_Prompt:_
Every line of the material is to be duplicated precisely.

_Data provided:_
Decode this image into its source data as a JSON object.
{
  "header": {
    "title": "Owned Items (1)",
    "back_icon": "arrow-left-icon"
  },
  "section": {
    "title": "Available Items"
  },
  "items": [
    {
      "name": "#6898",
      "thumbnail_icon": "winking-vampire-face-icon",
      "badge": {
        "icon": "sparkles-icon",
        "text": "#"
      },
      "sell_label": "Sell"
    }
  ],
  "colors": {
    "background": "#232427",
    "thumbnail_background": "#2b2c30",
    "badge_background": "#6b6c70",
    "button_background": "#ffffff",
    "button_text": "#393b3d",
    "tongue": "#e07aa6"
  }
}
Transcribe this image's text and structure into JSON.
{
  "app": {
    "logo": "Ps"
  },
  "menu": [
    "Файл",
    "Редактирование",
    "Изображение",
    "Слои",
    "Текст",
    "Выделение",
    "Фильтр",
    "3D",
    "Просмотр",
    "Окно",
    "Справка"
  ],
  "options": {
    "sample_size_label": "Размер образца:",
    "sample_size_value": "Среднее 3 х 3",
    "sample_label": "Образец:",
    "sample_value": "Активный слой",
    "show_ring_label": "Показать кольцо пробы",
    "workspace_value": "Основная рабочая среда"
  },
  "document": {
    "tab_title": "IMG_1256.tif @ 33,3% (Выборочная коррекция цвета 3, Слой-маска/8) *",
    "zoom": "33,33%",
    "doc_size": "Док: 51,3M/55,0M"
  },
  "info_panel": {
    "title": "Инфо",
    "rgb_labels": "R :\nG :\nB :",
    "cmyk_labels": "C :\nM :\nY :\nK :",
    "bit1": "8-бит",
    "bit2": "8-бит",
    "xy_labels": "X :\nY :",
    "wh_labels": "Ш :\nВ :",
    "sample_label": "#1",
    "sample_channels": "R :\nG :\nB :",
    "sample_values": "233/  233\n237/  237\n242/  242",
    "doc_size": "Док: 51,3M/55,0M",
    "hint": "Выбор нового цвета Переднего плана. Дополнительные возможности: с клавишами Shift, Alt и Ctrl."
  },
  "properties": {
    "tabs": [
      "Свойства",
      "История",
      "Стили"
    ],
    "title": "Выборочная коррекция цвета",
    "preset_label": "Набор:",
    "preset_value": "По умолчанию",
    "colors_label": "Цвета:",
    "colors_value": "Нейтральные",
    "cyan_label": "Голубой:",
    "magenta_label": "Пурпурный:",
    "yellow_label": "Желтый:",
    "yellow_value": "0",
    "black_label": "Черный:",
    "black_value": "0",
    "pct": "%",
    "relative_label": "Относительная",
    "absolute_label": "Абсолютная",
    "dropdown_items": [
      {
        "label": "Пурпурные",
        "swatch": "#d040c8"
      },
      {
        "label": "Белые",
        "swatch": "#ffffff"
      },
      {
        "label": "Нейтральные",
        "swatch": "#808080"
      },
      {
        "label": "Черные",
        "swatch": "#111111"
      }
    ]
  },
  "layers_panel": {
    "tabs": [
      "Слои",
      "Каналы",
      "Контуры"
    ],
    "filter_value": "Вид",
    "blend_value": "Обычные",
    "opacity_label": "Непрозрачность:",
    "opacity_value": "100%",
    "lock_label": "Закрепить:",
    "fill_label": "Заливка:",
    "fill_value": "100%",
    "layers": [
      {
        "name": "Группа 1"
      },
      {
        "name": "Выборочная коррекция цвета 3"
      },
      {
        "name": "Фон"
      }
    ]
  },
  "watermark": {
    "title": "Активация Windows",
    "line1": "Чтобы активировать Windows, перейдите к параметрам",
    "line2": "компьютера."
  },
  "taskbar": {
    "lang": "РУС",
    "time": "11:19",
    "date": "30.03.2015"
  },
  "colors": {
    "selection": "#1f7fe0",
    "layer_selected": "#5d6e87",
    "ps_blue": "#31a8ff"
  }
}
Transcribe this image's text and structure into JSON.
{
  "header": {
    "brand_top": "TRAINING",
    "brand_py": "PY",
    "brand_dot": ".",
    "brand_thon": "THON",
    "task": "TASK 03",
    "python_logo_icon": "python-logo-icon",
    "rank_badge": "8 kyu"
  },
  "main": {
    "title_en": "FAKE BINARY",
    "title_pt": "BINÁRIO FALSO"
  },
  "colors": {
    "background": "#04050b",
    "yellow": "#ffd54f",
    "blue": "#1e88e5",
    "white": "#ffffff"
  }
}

_Reply:_
Decode this image into its source data as a JSON object.
{
  "header": {
    "title": "Owned Items (1)",
    "back_icon": "arrow-left-icon"
  },
  "section": {
    "title": "Available Items"
  },
  "items": [
    {
      "name": "#6898",
      "thumbnail_icon": "winking-vampire-face-icon",
      "badge": {
        "icon": "sparkles-icon",
        "text": "#"
      },
      "sell_label": "Sell"
    }
  ],
  "colors": {
    "background": "#232427",
    "thumbnail_background": "#2b2c30",
    "badge_background": "#6b6c70",
    "button_background": "#ffffff",
    "button_text": "#393b3d",
    "tongue": "#e07aa6"
  }
}
Transcribe this image's text and structure into JSON.
{
  "app": {
    "logo": "Ps"
  },
  "menu": [
    "Файл",
    "Редактирование",
    "Изображение",
    "Слои",
    "Текст",
    "Выделение",
    "Фильтр",
    "3D",
    "Просмотр",
    "Окно",
    "Справка"
  ],
  "options": {
    "sample_size_label": "Размер образца:",
    "sample_size_value": "Среднее 3 х 3",
    "sample_label": "Образец:",
    "sample_value": "Активный слой",
    "show_ring_label": "Показать кольцо пробы",
    "workspace_value": "Основная рабочая среда"
  },
  "document": {
    "tab_title": "IMG_1256.tif @ 33,3% (Выборочная коррекция цвета 3, Слой-маска/8) *",
    "zoom": "33,33%",
    "doc_size": "Док: 51,3M/55,0M"
  },
  "info_panel": {
    "title": "Инфо",
    "rgb_labels": "R :\nG :\nB :",
    "cmyk_labels": "C :\nM :\nY :\nK :",
    "bit1": "8-бит",
    "bit2": "8-бит",
    "xy_labels": "X :\nY :",
    "wh_labels": "Ш :\nВ :",
    "sample_label": "#1",
    "sample_channels": "R :\nG :\nB :",
    "sample_values": "233/  233\n237/  237\n242/  242",
    "doc_size": "Док: 51,3M/55,0M",
    "hint": "Выбор нового цвета Переднего плана. Дополнительные возможности: с клавишами Shift, Alt и Ctrl."
  },
  "properties": {
    "tabs": [
      "Свойства",
      "История",
      "Стили"
    ],
    "title": "Выборочная коррекция цвета",
    "preset_label": "Набор:",
    "preset_value": "По умолчанию",
    "colors_label": "Цвета:",
    "colors_value": "Нейтральные",
    "cyan_label": "Голубой:",
    "magenta_label": "Пурпурный:",
    "yellow_label": "Желтый:",
    "yellow_value": "0",
    "black_label": "Черный:",
    "black_value": "0",
    "pct": "%",
    "relative_label": "Относительная",
    "absolute_label": "Абсолютная",
    "dropdown_items": [
      {
        "label": "Пурпурные",
        "swatch": "#d040c8"
      },
      {
        "label": "Белые",
        "swatch": "#ffffff"
      },
      {
        "label": "Нейтральные",
        "swatch": "#808080"
      },
      {
        "label": "Черные",
        "swatch": "#111111"
      }
    ]
  },
  "layers_panel": {
    "tabs": [
      "Слои",
      "Каналы",
      "Контуры"
    ],
    "filter_value": "Вид",
    "blend_value": "Обычные",
    "opacity_label": "Непрозрачность:",
    "opacity_value": "100%",
    "lock_label": "Закрепить:",
    "fill_label": "Заливка:",
    "fill_value": "100%",
    "layers": [
      {
        "name": "Группа 1"
      },
      {
        "name": "Выборочная коррекция цвета 3"
      },
      {
        "name": "Фон"
      }
    ]
  },
  "watermark": {
    "title": "Активация Windows",
    "line1": "Чтобы активировать Windows, перейдите к параметрам",
    "line2": "компьютера."
  },
  "taskbar": {
    "lang": "РУС",
    "time": "11:19",
    "date": "30.03.2015"
  },
  "colors": {
    "selection": "#1f7fe0",
    "layer_selected": "#5d6e87",
    "ps_blue": "#31a8ff"
  }
}
Transcribe this image's text and structure into JSON.
{
  "header": {
    "brand_top": "TRAINING",
    "brand_py": "PY",
    "brand_dot": ".",
    "brand_thon": "THON",
    "task": "TASK 03",
    "python_logo_icon": "python-logo-icon",
    "rank_badge": "8 kyu"
  },
  "main": {
    "title_en": "FAKE BINARY",
    "title_pt": "BINÁRIO FALSO"
  },
  "colors": {
    "background": "#04050b",
    "yellow": "#ffd54f",
    "blue": "#1e88e5",
    "white": "#ffffff"
  }
}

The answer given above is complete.